§ **Task directions**: Show every line below where "JSON" appears.

------------------------

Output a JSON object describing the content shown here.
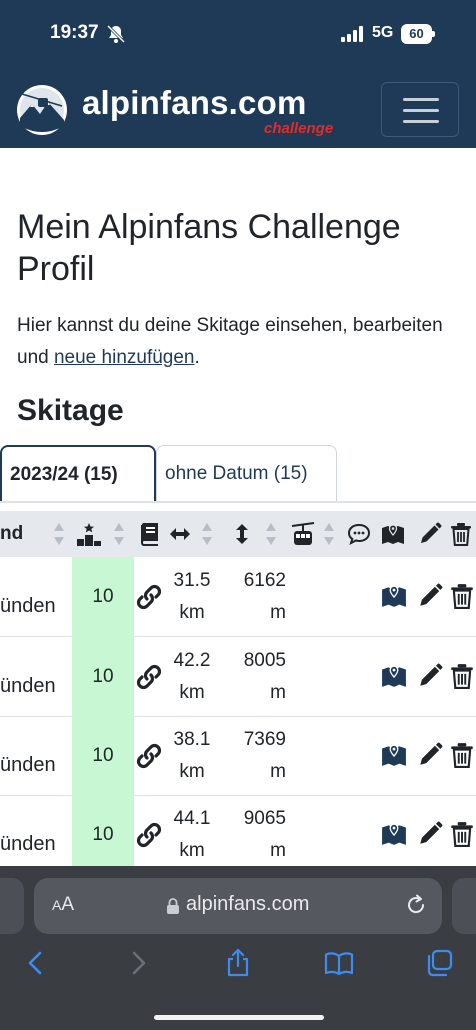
{
  "status_bar": {
    "time": "19:37",
    "network": "5G",
    "battery": "60"
  },
  "navbar": {
    "brand": "alpinfans.com",
    "brand_sub": "challenge"
  },
  "page": {
    "title": "Mein Alpinfans Challenge Profil",
    "intro_text": "Hier kannst du deine Skitage einsehen, bearbeiten und ",
    "intro_link": "neue hinzufügen",
    "intro_end": ".",
    "section_title": "Skitage"
  },
  "tabs": [
    {
      "label": "2023/24 (15)",
      "active": true
    },
    {
      "label": "ohne Datum (15)",
      "active": false
    }
  ],
  "table": {
    "header_first": "nd",
    "rows": [
      {
        "region": "ünden",
        "score": "10",
        "dist_value": "31.5",
        "dist_unit": "km",
        "elev_value": "6162",
        "elev_unit": "m"
      },
      {
        "region": "ünden",
        "score": "10",
        "dist_value": "42.2",
        "dist_unit": "km",
        "elev_value": "8005",
        "elev_unit": "m"
      },
      {
        "region": "ünden",
        "score": "10",
        "dist_value": "38.1",
        "dist_unit": "km",
        "elev_value": "7369",
        "elev_unit": "m"
      },
      {
        "region": "ünden",
        "score": "10",
        "dist_value": "44.1",
        "dist_unit": "km",
        "elev_value": "9065",
        "elev_unit": "m"
      }
    ]
  },
  "browser": {
    "aa_small": "A",
    "aa_large": "A",
    "url": "alpinfans.com"
  },
  "colors": {
    "navbar": "#1f3a57",
    "score_bg": "#c7f7d3",
    "brand_sub": "#e32b2b",
    "icon": "#1f3a57"
  },
  "icons": [
    "bell-slash-icon",
    "signal-icon",
    "podium-icon",
    "book-icon",
    "arrows-horizontal-icon",
    "arrows-vertical-icon",
    "cable-car-icon",
    "comment-icon",
    "map-icon",
    "pencil-icon",
    "trash-icon",
    "link-icon",
    "lock-icon",
    "reload-icon",
    "back-icon",
    "forward-icon",
    "share-icon",
    "bookmarks-icon",
    "tabs-icon"
  ]
}
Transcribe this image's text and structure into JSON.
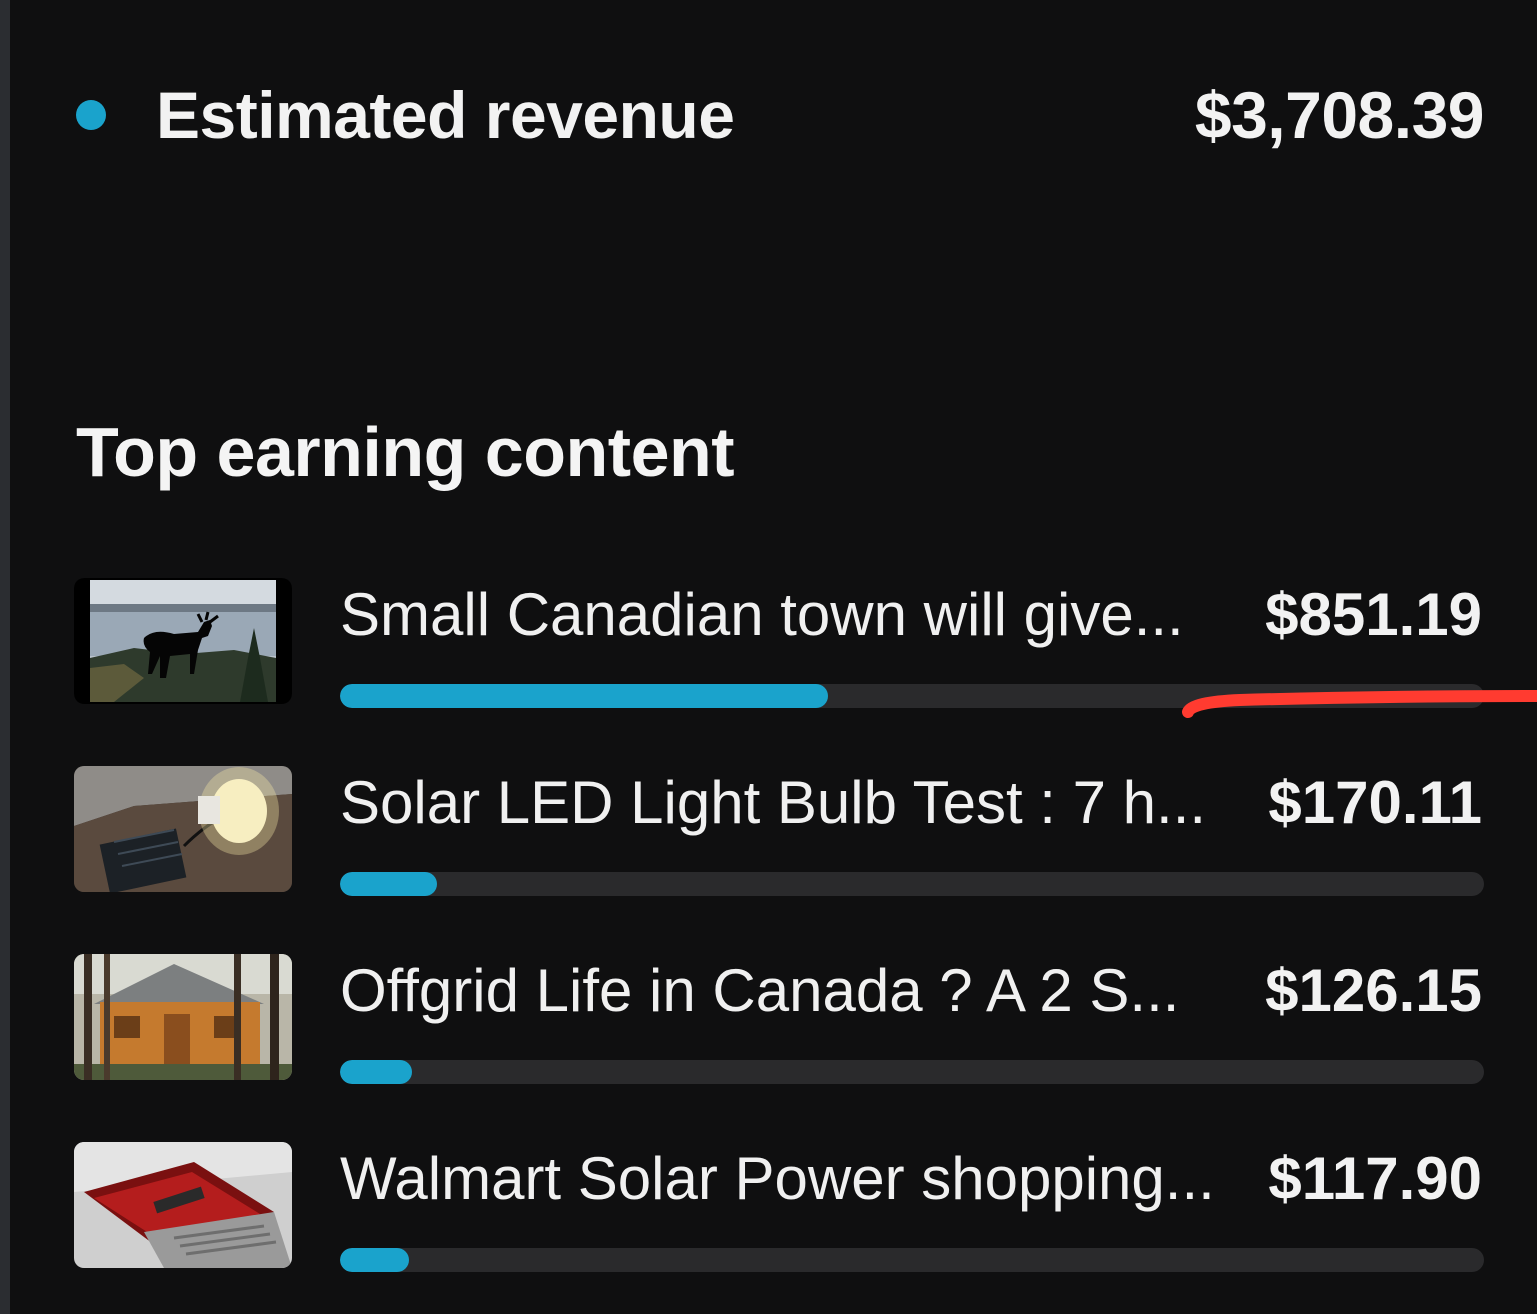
{
  "revenue": {
    "label": "Estimated revenue",
    "value": "$3,708.39",
    "dot_color": "#1aa3cc"
  },
  "top_content": {
    "title": "Top earning content",
    "bar_color": "#1aa3cc",
    "items": [
      {
        "title": "Small Canadian town will give...",
        "value": "$851.19",
        "progress": 0.427,
        "thumbnail": "moose-silhouette-lake-thumbnail"
      },
      {
        "title": "Solar LED Light Bulb Test : 7 h...",
        "value": "$170.11",
        "progress": 0.085,
        "thumbnail": "solar-led-bulb-thumbnail"
      },
      {
        "title": "Offgrid Life in Canada ? A 2 S...",
        "value": "$126.15",
        "progress": 0.063,
        "thumbnail": "wooden-cabin-thumbnail"
      },
      {
        "title": "Walmart Solar Power shopping...",
        "value": "$117.90",
        "progress": 0.06,
        "thumbnail": "power-inverter-box-thumbnail"
      }
    ]
  },
  "annotation": {
    "color": "#ff3b30"
  }
}
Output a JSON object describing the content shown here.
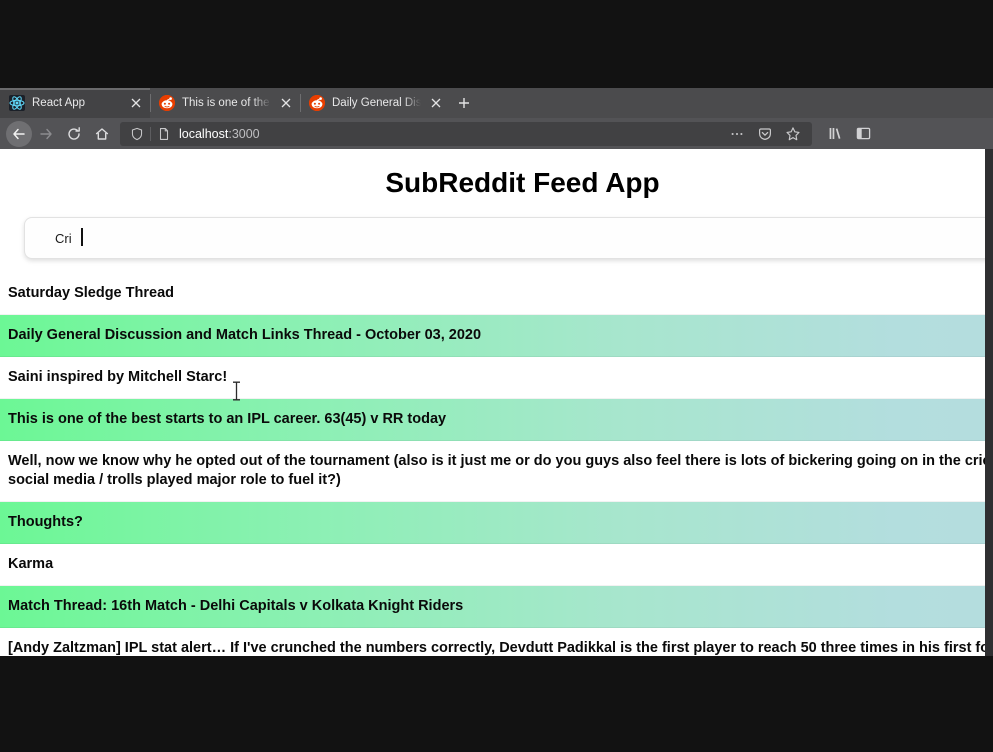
{
  "browser": {
    "tabs": [
      {
        "title": "React App",
        "favicon": "react-icon",
        "active": true
      },
      {
        "title": "This is one of the best sta",
        "favicon": "reddit-icon",
        "active": false
      },
      {
        "title": "Daily General Discussion",
        "favicon": "reddit-icon",
        "active": false
      }
    ],
    "new_tab_label": "+",
    "nav": {
      "back_icon": "back-arrow-icon",
      "forward_icon": "forward-arrow-icon",
      "reload_icon": "reload-icon",
      "home_icon": "home-icon"
    },
    "urlbar": {
      "shield_icon": "shield-icon",
      "page_icon": "page-document-icon",
      "host": "localhost",
      "port": ":3000",
      "meatball_icon": "more-actions-icon",
      "pocket_icon": "pocket-save-icon",
      "star_icon": "bookmark-star-icon"
    },
    "right_toolbar": {
      "library_icon": "library-icon",
      "sidebar_icon": "sidebar-icon"
    }
  },
  "page": {
    "title": "SubReddit Feed App",
    "search": {
      "value": "Cri",
      "placeholder": ""
    },
    "feed": [
      "Saturday Sledge Thread",
      "Daily General Discussion and Match Links Thread - October 03, 2020",
      "Saini inspired by Mitchell Starc!",
      "This is one of the best starts to an IPL career. 63(45) v RR today",
      "Well, now we know why he opted out of the tournament (also is it just me or do you guys also feel there is lots of bickering going on in the cricket fraternity, has social media / trolls played major role to fuel it?)",
      "Thoughts?",
      "Karma",
      "Match Thread: 16th Match - Delhi Capitals v Kolkata Knight Riders",
      "[Andy Zaltzman] IPL  stat alert…  If I've crunched the numbers correctly, Devdutt Padikkal is the first player to reach 50 three times in his first four IPL innings"
    ]
  },
  "colors": {
    "feed_green_start": "#6cf795",
    "feed_green_end": "#b6dbdd",
    "chrome_tabbar": "#4b4b4d",
    "chrome_toolbar": "#535356",
    "desktop": "#121212"
  }
}
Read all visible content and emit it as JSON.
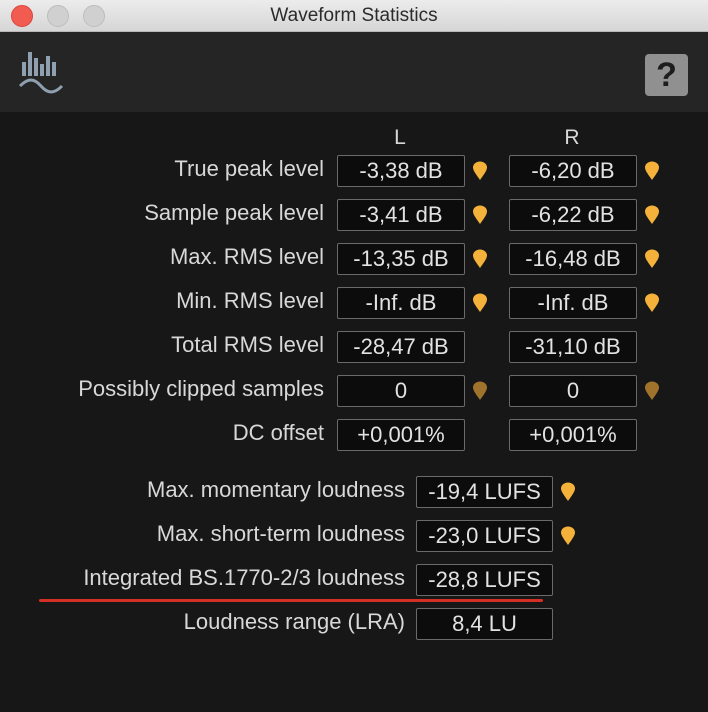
{
  "window": {
    "title": "Waveform Statistics"
  },
  "toolbar": {
    "app_icon": "waveform-statistics-icon",
    "help_label": "?"
  },
  "columns": {
    "left": "L",
    "right": "R"
  },
  "channel_stats": [
    {
      "label": "True peak level",
      "left": "-3,38 dB",
      "right": "-6,20 dB"
    },
    {
      "label": "Sample peak level",
      "left": "-3,41 dB",
      "right": "-6,22 dB"
    },
    {
      "label": "Max. RMS level",
      "left": "-13,35 dB",
      "right": "-16,48 dB"
    },
    {
      "label": "Min. RMS level",
      "left": "-Inf. dB",
      "right": "-Inf. dB"
    },
    {
      "label": "Total RMS level",
      "left": "-28,47 dB",
      "right": "-31,10 dB"
    },
    {
      "label": "Possibly clipped samples",
      "left": "0",
      "right": "0"
    },
    {
      "label": "DC offset",
      "left": "+0,001%",
      "right": "+0,001%"
    }
  ],
  "loudness_stats": [
    {
      "label": "Max. momentary loudness",
      "value": "-19,4 LUFS"
    },
    {
      "label": "Max. short-term loudness",
      "value": "-23,0 LUFS"
    },
    {
      "label": "Integrated BS.1770-2/3 loudness",
      "value": "-28,8 LUFS"
    },
    {
      "label": "Loudness range (LRA)",
      "value": "8,4 LU"
    }
  ],
  "colors": {
    "pin": "#f4b23a",
    "pin_dim": "#a0732c",
    "highlight": "#d42f24"
  }
}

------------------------

§ **Reply**:
Output a JSON object describing the content shown here.
Transcribe this image's text and structure into JSON.
Output a JSON object describing the content shown here.
Read all visible content and emit it as JSON.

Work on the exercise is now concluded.